maxbelchenko/ShutterstockWe’ve all had moments when we start crying because we’re so overjoyed. It may be from something sentimental, like when you see a loved one who’s been away from home for a while, or something not as sentimental, like when your favorite team wins the game. But while a good cry does have these physical and emotional benefits, it’s easy to get confused once the tears start flowing. If you’re not sad, why are you crying?
As Oriana R. Aragón, a psychologist that studies emotion regulation and facial expressions, told Fatherly, “People can have negative expressions, but feel positive feelings.” Crying during happy times intensifies those moments. It makes the amazing feeling of happiness even greater.

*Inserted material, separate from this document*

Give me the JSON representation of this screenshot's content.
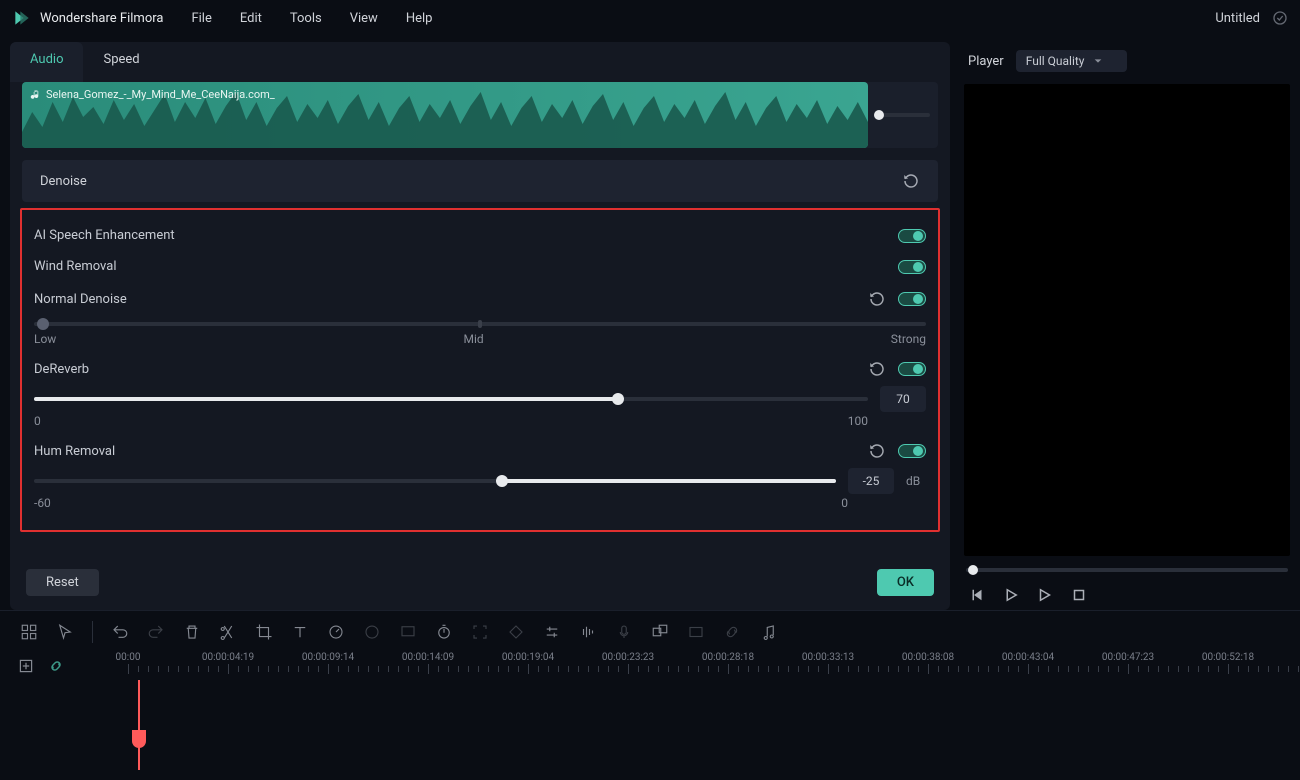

When we cry, our tears release neurotransmitters known as leucine encephalin. They act as natural painkillers. If you cry because you’re sad, leucine encephalin helps you feel better. If you cry because you’re happy it makes you feel that much happier. (We also cry while chopping onions. This is the science behind why that happens.)
But why do we start crying in the first place? The answer to that is a little more complicated. It involves a theory that says our brain cannot differentiate between positive and negative emotions. Jordan Gaines Lewis, a professor of psychiatry at Penn State, explains that when the happy and sad signals get their wires crossed in our brains, it activates the parasympathetic nervous system. This system works to calm our body down after experiencing trauma by releasing the neurotransmitter acetylcholine. Acetylcholine is what makes the tears start flowing.
So even if you really don’t want to cry when you walk down the aisle at your wedding in fear of ruining your makeup, there’s a pretty high chance it’s going to happen. But embrace those mascara lines running down your face and enjoy your moment of being really, really happy.
If you’re in the mood for a good cry right now, try watching these 10 tearjerker movies for that emotional release.